I arrived in Hebron, al-Khalil ("the friend") in Arabic, at around 4:00pm on 17 January, the redeployment having taken place 10 hours ago, at a rainy 6:00am. Adli, who works in our office and lives in Hebron was to meet myself and Kifah at the petrol station in the center of town. Kifah had thought I was crazy to come down here.
"It's Ramadan!" he pleaded desperately, "We won't be able to smoke or eat all day long!" The necessity of viewing the march of history won over and we came a tortuous route from Ramallah, the last leg in a coach filled with Hebronites returning from praying in al-Aqsa Mosque Jerusalem.
As we had approached Hebron, the bus driver's son, standing before the front bus window, was suddenly framed by the appearance of one of the many settlements along the road from Bethlehem, looming behind him. It's European-style houses and sheer size made it a shocking feature on the rocky hillside. I've seen it many times before but each time it still has the same effect on me.
After meeting Adli, we took off in his car for a quick tour of the city. It is huge, the biggest in the West Bank, with over 120,000 Palestinians living in the tens of thousands of houses sprawling over the hills. With the Negev desert in the south, Hebron is cold in the winter, even the kind of winter we've been having this year, with 19° centegrade registered in Ramallah on Christmas Day.
Hebron is a conservative Islamic city, known for the violence that regularly sparks up between its settler and Palestinian residents. New Year's Day this year witnessed Noam Friedman, from one of the settlements north of Hebron, walk into the market and open fire on Palestinians, before being pinned down by Israeli soldiers (right). His interview with Israeli TV says it all for the stormy relations between Arab and Jew in this area:
Israeli TV: Why did you do it?
Friedman: Because Hebron always has been ours and always will be.
Israeli TV: You don't regret it?
Israeli TV: Who gave you the gun?
Friedman: The army.
Israeli TV: Are you sure you're normal?
Friedman: Yes, completely normal.
Israeli TV: Killing innocent people?
Friedman: They're not innocent. they hate the Jews.
Israeli TV: Children, women?
Friedman: They hate Jews.
Israeli TV: So you're not sorry?
Israeli TV: Do you think it will harm the country?
Friedman: No, it's good for the country.
Israeli TV: But people say it will harm the Jewish settlement.
Friedman: So? They say it.

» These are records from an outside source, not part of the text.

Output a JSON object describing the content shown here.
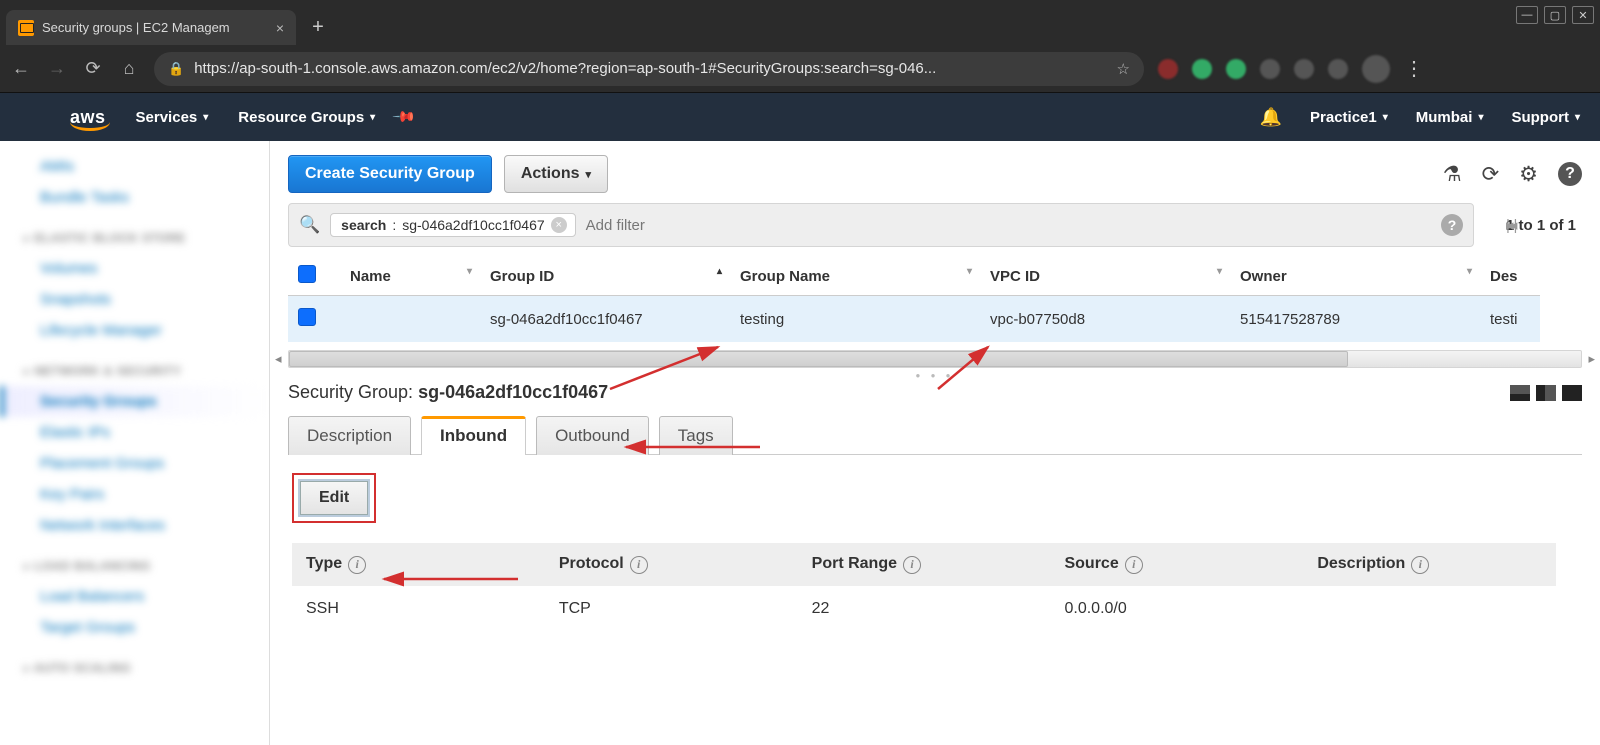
{
  "browser": {
    "tab_title": "Security groups | EC2 Managem",
    "url_display": "https://ap-south-1.console.aws.amazon.com/ec2/v2/home?region=ap-south-1#SecurityGroups:search=sg-046..."
  },
  "aws_header": {
    "services": "Services",
    "resource_groups": "Resource Groups",
    "account": "Practice1",
    "region": "Mumbai",
    "support": "Support"
  },
  "sidebar": {
    "s1_items": [
      "AMIs",
      "Bundle Tasks"
    ],
    "s2_head": "ELASTIC BLOCK STORE",
    "s2_items": [
      "Volumes",
      "Snapshots",
      "Lifecycle Manager"
    ],
    "s3_head": "NETWORK & SECURITY",
    "s3_items": [
      "Security Groups",
      "Elastic IPs",
      "Placement Groups",
      "Key Pairs",
      "Network Interfaces"
    ],
    "s4_head": "LOAD BALANCING",
    "s4_items": [
      "Load Balancers",
      "Target Groups"
    ],
    "s5_head": "AUTO SCALING"
  },
  "toolbar": {
    "create": "Create Security Group",
    "actions": "Actions"
  },
  "filter": {
    "chip_key": "search",
    "chip_value": "sg-046a2df10cc1f0467",
    "placeholder": "Add filter",
    "page_text": "1 to 1 of 1"
  },
  "columns": {
    "name": "Name",
    "group_id": "Group ID",
    "group_name": "Group Name",
    "vpc_id": "VPC ID",
    "owner": "Owner",
    "description": "Des"
  },
  "row": {
    "name": "",
    "group_id": "sg-046a2df10cc1f0467",
    "group_name": "testing",
    "vpc_id": "vpc-b07750d8",
    "owner": "515417528789",
    "description": "testi"
  },
  "detail_title_prefix": "Security Group: ",
  "detail_title_value": "sg-046a2df10cc1f0467",
  "tabs": {
    "description": "Description",
    "inbound": "Inbound",
    "outbound": "Outbound",
    "tags": "Tags"
  },
  "edit_label": "Edit",
  "rules_columns": {
    "type": "Type",
    "protocol": "Protocol",
    "port_range": "Port Range",
    "source": "Source",
    "description": "Description"
  },
  "rules_row": {
    "type": "SSH",
    "protocol": "TCP",
    "port_range": "22",
    "source": "0.0.0.0/0",
    "description": ""
  }
}
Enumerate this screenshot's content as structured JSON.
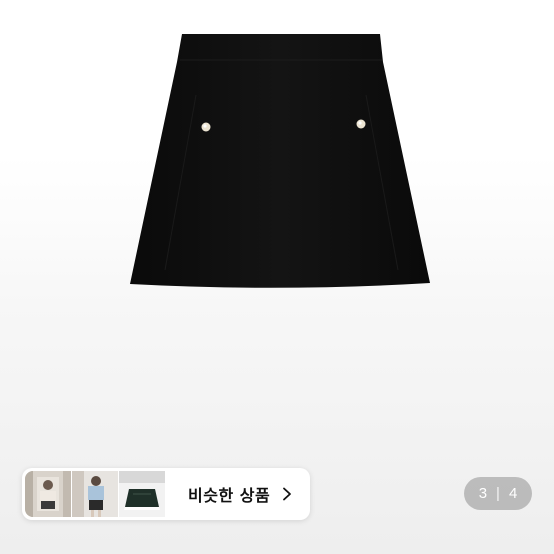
{
  "similar_products": {
    "label": "비슷한 상품",
    "thumbnails": [
      "thumb-1",
      "thumb-2",
      "thumb-3"
    ],
    "icon": "chevron-right-icon"
  },
  "pager": {
    "current": "3",
    "separator": "|",
    "total": "4"
  },
  "colors": {
    "skirt": "#0d0d0d",
    "button": "#ece4d2",
    "pill_bg": "#ffffff",
    "counter_bg": "#a9a9a9"
  }
}
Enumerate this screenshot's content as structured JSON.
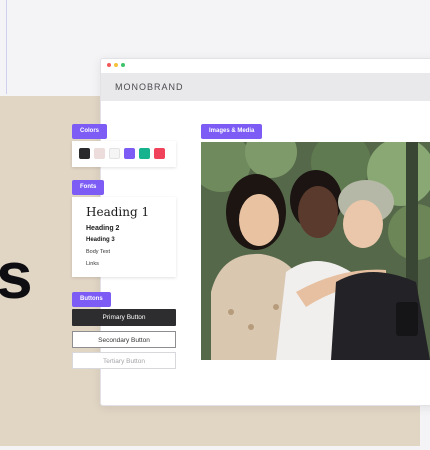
{
  "window": {
    "traffic_colors": [
      "#f25858",
      "#f5c23a",
      "#3dc46a"
    ]
  },
  "brand": {
    "name": "MONOBRAND"
  },
  "colors_section": {
    "label": "Colors",
    "swatches": [
      "#2a2a2c",
      "#ecdcdc",
      "#f5f5f5",
      "#7c5cf4",
      "#17b38f",
      "#f0425a"
    ]
  },
  "fonts_section": {
    "label": "Fonts",
    "heading1": "Heading 1",
    "heading2": "Heading 2",
    "heading3": "Heading 3",
    "body_text": "Body Text",
    "links": "Links"
  },
  "buttons_section": {
    "label": "Buttons",
    "primary": "Primary Button",
    "secondary": "Secondary Button",
    "tertiary": "Tertiary Button"
  },
  "media_section": {
    "label": "Images & Media"
  },
  "hero": {
    "letter": "s"
  },
  "palette": {
    "accent": "#7c5cf4",
    "beige": "#e0d4c3"
  }
}
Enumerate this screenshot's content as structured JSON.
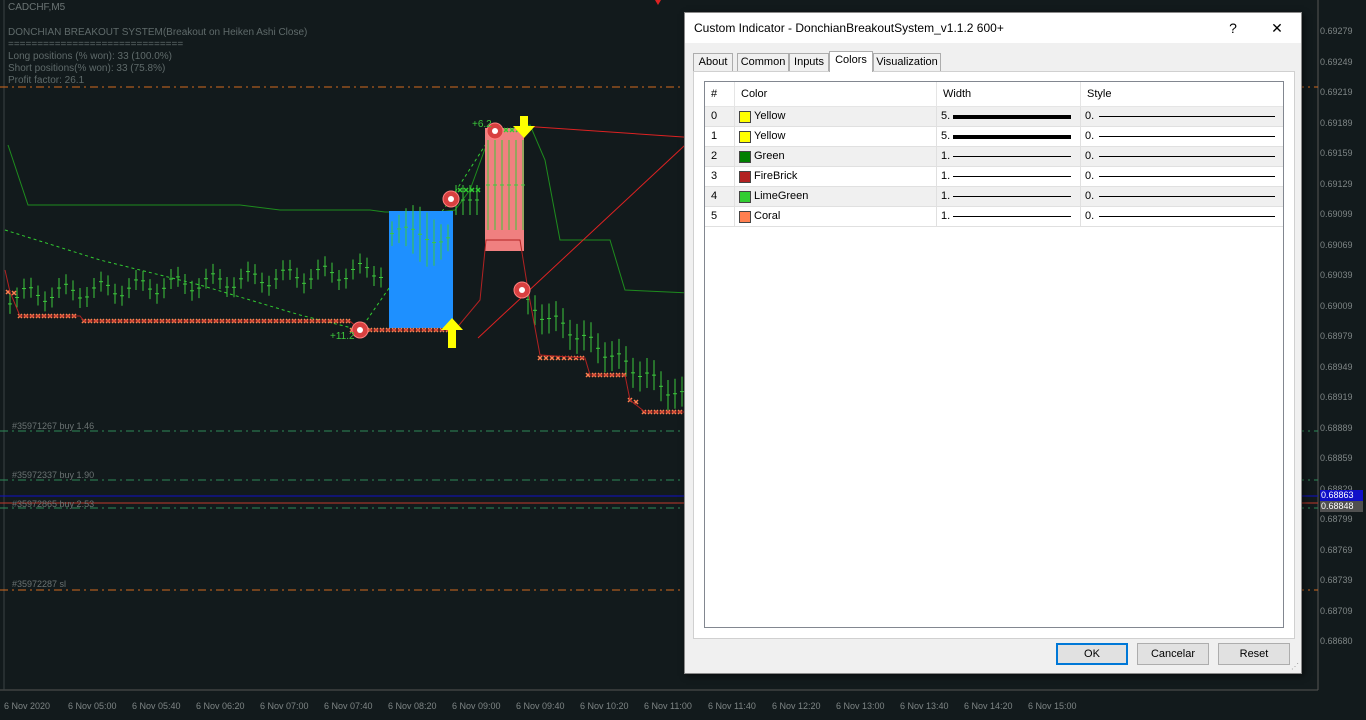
{
  "chart": {
    "symbol_tf": "CADCHF,M5",
    "indicator_title": "DONCHIAN BREAKOUT SYSTEM(Breakout on Heiken Ashi Close)",
    "separator": "==============================",
    "long_stats": "Long positions (% won): 33 (100.0%)",
    "short_stats": "Short positions(% won): 33 (75.8%)",
    "profit_label": "Profit factor: 26.1",
    "labels": {
      "plus11": "+11.2",
      "plus6": "+6.2",
      "order1": "#35971267 buy 1.46",
      "order2": "#35972337 buy 1.90",
      "order3": "#35972865 buy 2.53",
      "order_sl": "#35972287 sl"
    },
    "price_axis": [
      "0.69279",
      "0.69249",
      "0.69219",
      "0.69189",
      "0.69159",
      "0.69129",
      "0.69099",
      "0.69069",
      "0.69039",
      "0.69009",
      "0.68979",
      "0.68949",
      "0.68919",
      "0.68889",
      "0.68859",
      "0.68829",
      "0.68799",
      "0.68769",
      "0.68739",
      "0.68709",
      "0.68680"
    ],
    "bid_box": "0.68863",
    "ask_box": "0.68848",
    "time_axis": [
      "6 Nov 2020",
      "6 Nov 05:00",
      "6 Nov 05:40",
      "6 Nov 06:20",
      "6 Nov 07:00",
      "6 Nov 07:40",
      "6 Nov 08:20",
      "6 Nov 09:00",
      "6 Nov 09:40",
      "6 Nov 10:20",
      "6 Nov 11:00",
      "6 Nov 11:40",
      "6 Nov 12:20",
      "6 Nov 13:00",
      "6 Nov 13:40",
      "6 Nov 14:20",
      "6 Nov 15:00"
    ],
    "colors": {
      "bg": "#121a1c",
      "up_candle": "#3cc83c",
      "donchian": "#1e8c1e",
      "marker": "#ff7f50",
      "blue_box": "#1e90ff",
      "coral_box": "#f08080",
      "arrow": "#ffff00"
    }
  },
  "dialog": {
    "title": "Custom Indicator - DonchianBreakoutSystem_v1.1.2 600+",
    "help_btn": "?",
    "close_btn": "✕",
    "tabs": [
      "About",
      "Common",
      "Inputs",
      "Colors",
      "Visualization"
    ],
    "active_tab": "Colors",
    "columns": [
      "#",
      "Color",
      "Width",
      "Style"
    ],
    "rows": [
      {
        "index": "0",
        "color_name": "Yellow",
        "swatch": "#ffff00",
        "width": "5.",
        "style": "0."
      },
      {
        "index": "1",
        "color_name": "Yellow",
        "swatch": "#ffff00",
        "width": "5.",
        "style": "0."
      },
      {
        "index": "2",
        "color_name": "Green",
        "swatch": "#008000",
        "width": "1.",
        "style": "0."
      },
      {
        "index": "3",
        "color_name": "FireBrick",
        "swatch": "#b22222",
        "width": "1.",
        "style": "0."
      },
      {
        "index": "4",
        "color_name": "LimeGreen",
        "swatch": "#32cd32",
        "width": "1.",
        "style": "0."
      },
      {
        "index": "5",
        "color_name": "Coral",
        "swatch": "#ff7f50",
        "width": "1.",
        "style": "0."
      }
    ],
    "buttons": {
      "ok": "OK",
      "cancel": "Cancelar",
      "reset": "Reset"
    }
  }
}
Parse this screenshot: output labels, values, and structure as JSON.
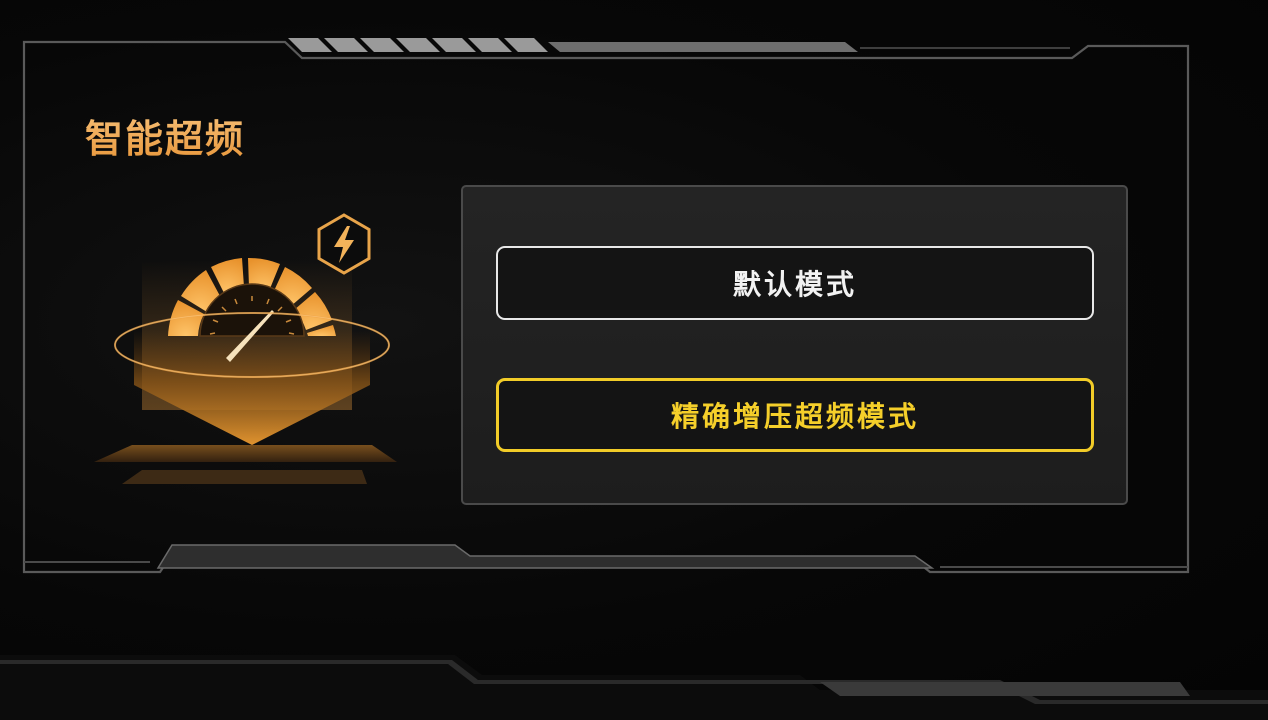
{
  "feature": {
    "title": "智能超频",
    "icons": {
      "bolt": "lightning-bolt-hexagon-icon",
      "gauge": "speedometer-gauge-icon"
    }
  },
  "modes": {
    "default_label": "默认模式",
    "boost_label": "精确增压超频模式",
    "selected": "boost"
  },
  "colors": {
    "accent_orange": "#f0a64a",
    "selected_yellow": "#f2cc28",
    "text_white": "#f2f2f2",
    "panel_bg": "#222222",
    "frame_line": "#5a5a5a"
  }
}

As we drove around, I couldn't help but wonder if what we were seeing was another sunset on the Israeli occupation or a new dawn of its legitimisation. The Hebron Protocol basically recognised the occupation by assenting to a "Jewish" area approximately 20% of the city's size, in which 25,000 Palestinians live. The same number of Palestinians as there are in Qalqilia, which the Israelis handed back to the Palestinians in 1995.